Hello, Mrs Hg137 here.
Today was to be an auspicious caching day. We could pass our target of 365 caches for the year – one a day. This called for something special to match the occasion.
Accordingly, Mr Hg137 did a little research and found a series of six caches not too far away, called ‘Summer Holiday’. This is a short series of child-friendly caches spread over about a mile’s walk.
None of the caches have hints; all the information needed is/should be in the cache name, and all of them are slightly different from the usual cache, which is quite often a 35mm film container. There’s nothing wrong with those; they are cheap, small, and easy to hide, but we wanted something slightly special for this trip.
Off we went to Swinley Forest, parked close to a timber yard, and set off into the woods. The first cache was not too far away and we found it quite quickly; it was advertised as being ‘a home for a tree elf in the ivy’ but it seemed that the elves were out when we visited… On we went, nabbing the ‘firewood’ cache and then on to ‘all tied up’.
This was THE cache that reached our target. It was an interesting cache, a little different from the normal, and contained a trackable, ‘Der Champion’ from a site we hadn’t met before, www.geokrety.org ; we will move it (him, he’s a small model workman) on just as soon as we work out how to log him.
The final three caches in the series were ‘we’re going on a bear hunt’, ‘you’re sitting on it’ and ‘nice slice’, all of which describe the caches nicely. We had a travel bug with us, Pudsey Bear (more correctly ‘Hamina Tattoo’) and he was thrilled to meet another bear, but, sadly, he just wouldn’t fit in that cache. We left him nearby in the last cache in the series and hope he moves on soon – it shouldn’t take too long as this is, understandably, a popular series.
So … we’ve managed to find just over 365 caches already, and the year is not yet done.
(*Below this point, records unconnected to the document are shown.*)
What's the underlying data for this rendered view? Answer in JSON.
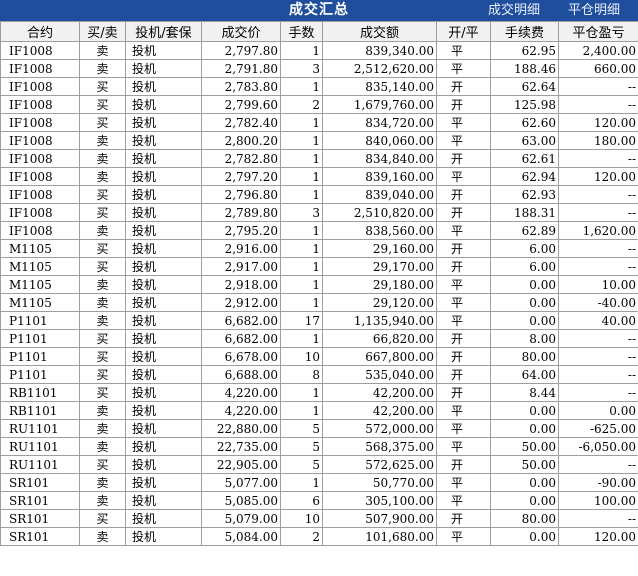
{
  "header": {
    "title": "成交汇总",
    "tab_detail": "成交明细",
    "tab_close_detail": "平仓明细"
  },
  "columns": [
    "合约",
    "买/卖",
    "投机/套保",
    "成交价",
    "手数",
    "成交额",
    "开/平",
    "手续费",
    "平仓盈亏"
  ],
  "rows": [
    [
      "IF1008",
      "卖",
      "投机",
      "2,797.80",
      "1",
      "839,340.00",
      "平",
      "62.95",
      "2,400.00"
    ],
    [
      "IF1008",
      "卖",
      "投机",
      "2,791.80",
      "3",
      "2,512,620.00",
      "平",
      "188.46",
      "660.00"
    ],
    [
      "IF1008",
      "买",
      "投机",
      "2,783.80",
      "1",
      "835,140.00",
      "开",
      "62.64",
      "--"
    ],
    [
      "IF1008",
      "买",
      "投机",
      "2,799.60",
      "2",
      "1,679,760.00",
      "开",
      "125.98",
      "--"
    ],
    [
      "IF1008",
      "买",
      "投机",
      "2,782.40",
      "1",
      "834,720.00",
      "平",
      "62.60",
      "120.00"
    ],
    [
      "IF1008",
      "卖",
      "投机",
      "2,800.20",
      "1",
      "840,060.00",
      "平",
      "63.00",
      "180.00"
    ],
    [
      "IF1008",
      "卖",
      "投机",
      "2,782.80",
      "1",
      "834,840.00",
      "开",
      "62.61",
      "--"
    ],
    [
      "IF1008",
      "卖",
      "投机",
      "2,797.20",
      "1",
      "839,160.00",
      "平",
      "62.94",
      "120.00"
    ],
    [
      "IF1008",
      "买",
      "投机",
      "2,796.80",
      "1",
      "839,040.00",
      "开",
      "62.93",
      "--"
    ],
    [
      "IF1008",
      "买",
      "投机",
      "2,789.80",
      "3",
      "2,510,820.00",
      "开",
      "188.31",
      "--"
    ],
    [
      "IF1008",
      "卖",
      "投机",
      "2,795.20",
      "1",
      "838,560.00",
      "平",
      "62.89",
      "1,620.00"
    ],
    [
      "M1105",
      "买",
      "投机",
      "2,916.00",
      "1",
      "29,160.00",
      "开",
      "6.00",
      "--"
    ],
    [
      "M1105",
      "买",
      "投机",
      "2,917.00",
      "1",
      "29,170.00",
      "开",
      "6.00",
      "--"
    ],
    [
      "M1105",
      "卖",
      "投机",
      "2,918.00",
      "1",
      "29,180.00",
      "平",
      "0.00",
      "10.00"
    ],
    [
      "M1105",
      "卖",
      "投机",
      "2,912.00",
      "1",
      "29,120.00",
      "平",
      "0.00",
      "-40.00"
    ],
    [
      "P1101",
      "卖",
      "投机",
      "6,682.00",
      "17",
      "1,135,940.00",
      "平",
      "0.00",
      "40.00"
    ],
    [
      "P1101",
      "买",
      "投机",
      "6,682.00",
      "1",
      "66,820.00",
      "开",
      "8.00",
      "--"
    ],
    [
      "P1101",
      "买",
      "投机",
      "6,678.00",
      "10",
      "667,800.00",
      "开",
      "80.00",
      "--"
    ],
    [
      "P1101",
      "买",
      "投机",
      "6,688.00",
      "8",
      "535,040.00",
      "开",
      "64.00",
      "--"
    ],
    [
      "RB1101",
      "买",
      "投机",
      "4,220.00",
      "1",
      "42,200.00",
      "开",
      "8.44",
      "--"
    ],
    [
      "RB1101",
      "卖",
      "投机",
      "4,220.00",
      "1",
      "42,200.00",
      "平",
      "0.00",
      "0.00"
    ],
    [
      "RU1101",
      "卖",
      "投机",
      "22,880.00",
      "5",
      "572,000.00",
      "平",
      "0.00",
      "-625.00"
    ],
    [
      "RU1101",
      "卖",
      "投机",
      "22,735.00",
      "5",
      "568,375.00",
      "平",
      "50.00",
      "-6,050.00"
    ],
    [
      "RU1101",
      "买",
      "投机",
      "22,905.00",
      "5",
      "572,625.00",
      "开",
      "50.00",
      "--"
    ],
    [
      "SR101",
      "卖",
      "投机",
      "5,077.00",
      "1",
      "50,770.00",
      "平",
      "0.00",
      "-90.00"
    ],
    [
      "SR101",
      "卖",
      "投机",
      "5,085.00",
      "6",
      "305,100.00",
      "平",
      "0.00",
      "100.00"
    ],
    [
      "SR101",
      "买",
      "投机",
      "5,079.00",
      "10",
      "507,900.00",
      "开",
      "80.00",
      "--"
    ],
    [
      "SR101",
      "卖",
      "投机",
      "5,084.00",
      "2",
      "101,680.00",
      "平",
      "0.00",
      "120.00"
    ]
  ]
}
Geocaching has taken us to places near and far, that we would not otherwise have visited., and have learnt so many things while doing so (history, geography, geology …). We’ve placed our own geocache, sent off our own trackable, contributed to cacher’s magazines ( www.ukcachemag.com ) and met the wider cacher community at social events and the UK Mega. Just a few times we’ve found cachers when out on the caching trail; they’ve been a varied bunch, and all have been friendly. And we’ve converted a few of our friends and work colleagues into being cachers themselves. Has it been worth doing. You bet it has!